What is expected:
Could you restate the data below word for word, without its pictures?

** Records to use follows **

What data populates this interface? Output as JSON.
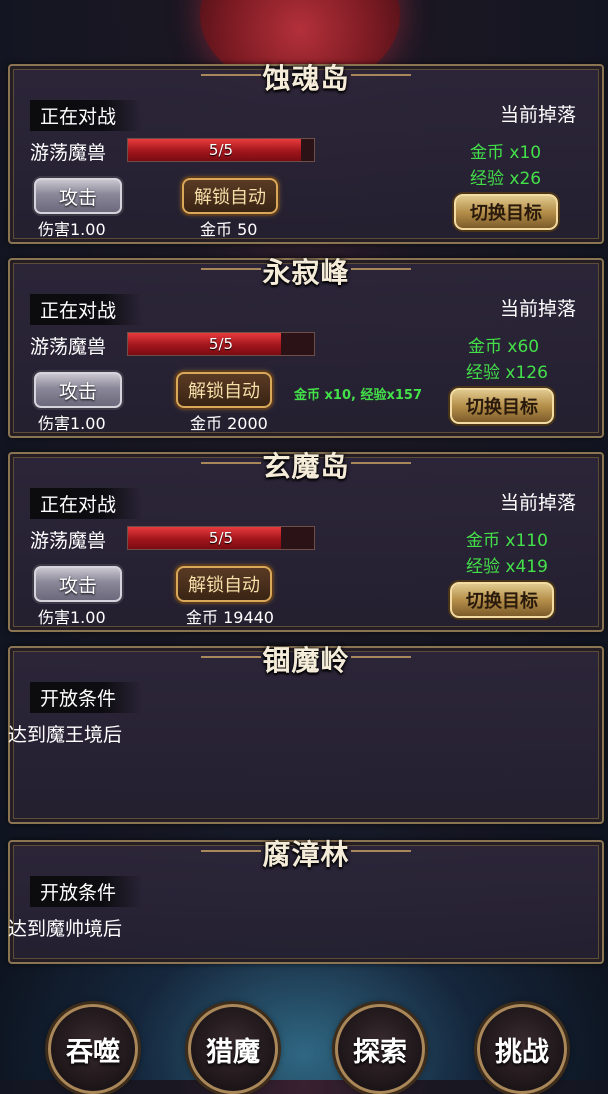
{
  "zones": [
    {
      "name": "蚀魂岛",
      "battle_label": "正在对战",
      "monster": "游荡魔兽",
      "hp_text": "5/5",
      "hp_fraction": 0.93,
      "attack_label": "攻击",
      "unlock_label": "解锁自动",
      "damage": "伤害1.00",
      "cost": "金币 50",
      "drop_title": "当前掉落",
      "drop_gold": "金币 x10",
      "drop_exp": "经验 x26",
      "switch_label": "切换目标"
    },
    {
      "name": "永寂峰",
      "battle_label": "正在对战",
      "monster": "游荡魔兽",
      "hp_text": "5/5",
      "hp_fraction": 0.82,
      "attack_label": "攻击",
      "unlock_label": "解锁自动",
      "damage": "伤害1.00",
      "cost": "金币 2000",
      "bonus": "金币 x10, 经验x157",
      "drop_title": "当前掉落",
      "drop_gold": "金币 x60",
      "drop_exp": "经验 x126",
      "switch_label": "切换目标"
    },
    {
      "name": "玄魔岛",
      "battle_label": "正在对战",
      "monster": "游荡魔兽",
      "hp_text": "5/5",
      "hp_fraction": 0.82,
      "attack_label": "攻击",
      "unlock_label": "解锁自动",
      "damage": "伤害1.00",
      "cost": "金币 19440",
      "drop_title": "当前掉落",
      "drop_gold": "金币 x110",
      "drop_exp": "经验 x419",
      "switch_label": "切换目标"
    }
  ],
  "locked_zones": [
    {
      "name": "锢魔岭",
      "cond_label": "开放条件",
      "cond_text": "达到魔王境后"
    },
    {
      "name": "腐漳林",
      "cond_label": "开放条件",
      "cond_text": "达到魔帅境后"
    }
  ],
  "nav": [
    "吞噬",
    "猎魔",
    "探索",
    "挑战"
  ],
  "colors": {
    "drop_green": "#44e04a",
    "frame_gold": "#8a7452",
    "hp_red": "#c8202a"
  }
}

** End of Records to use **

Exercise response:
What data populates this interface? Output as JSON.
{
  "zones": [
    {
      "name": "蚀魂岛",
      "battle_label": "正在对战",
      "monster": "游荡魔兽",
      "hp_text": "5/5",
      "hp_fraction": 0.93,
      "attack_label": "攻击",
      "unlock_label": "解锁自动",
      "damage": "伤害1.00",
      "cost": "金币 50",
      "drop_title": "当前掉落",
      "drop_gold": "金币 x10",
      "drop_exp": "经验 x26",
      "switch_label": "切换目标"
    },
    {
      "name": "永寂峰",
      "battle_label": "正在对战",
      "monster": "游荡魔兽",
      "hp_text": "5/5",
      "hp_fraction": 0.82,
      "attack_label": "攻击",
      "unlock_label": "解锁自动",
      "damage": "伤害1.00",
      "cost": "金币 2000",
      "bonus": "金币 x10, 经验x157",
      "drop_title": "当前掉落",
      "drop_gold": "金币 x60",
      "drop_exp": "经验 x126",
      "switch_label": "切换目标"
    },
    {
      "name": "玄魔岛",
      "battle_label": "正在对战",
      "monster": "游荡魔兽",
      "hp_text": "5/5",
      "hp_fraction": 0.82,
      "attack_label": "攻击",
      "unlock_label": "解锁自动",
      "damage": "伤害1.00",
      "cost": "金币 19440",
      "drop_title": "当前掉落",
      "drop_gold": "金币 x110",
      "drop_exp": "经验 x419",
      "switch_label": "切换目标"
    }
  ],
  "locked_zones": [
    {
      "name": "锢魔岭",
      "cond_label": "开放条件",
      "cond_text": "达到魔王境后"
    },
    {
      "name": "腐漳林",
      "cond_label": "开放条件",
      "cond_text": "达到魔帅境后"
    }
  ],
  "nav": [
    "吞噬",
    "猎魔",
    "探索",
    "挑战"
  ],
  "colors": {
    "drop_green": "#44e04a",
    "frame_gold": "#8a7452",
    "hp_red": "#c8202a"
  }
}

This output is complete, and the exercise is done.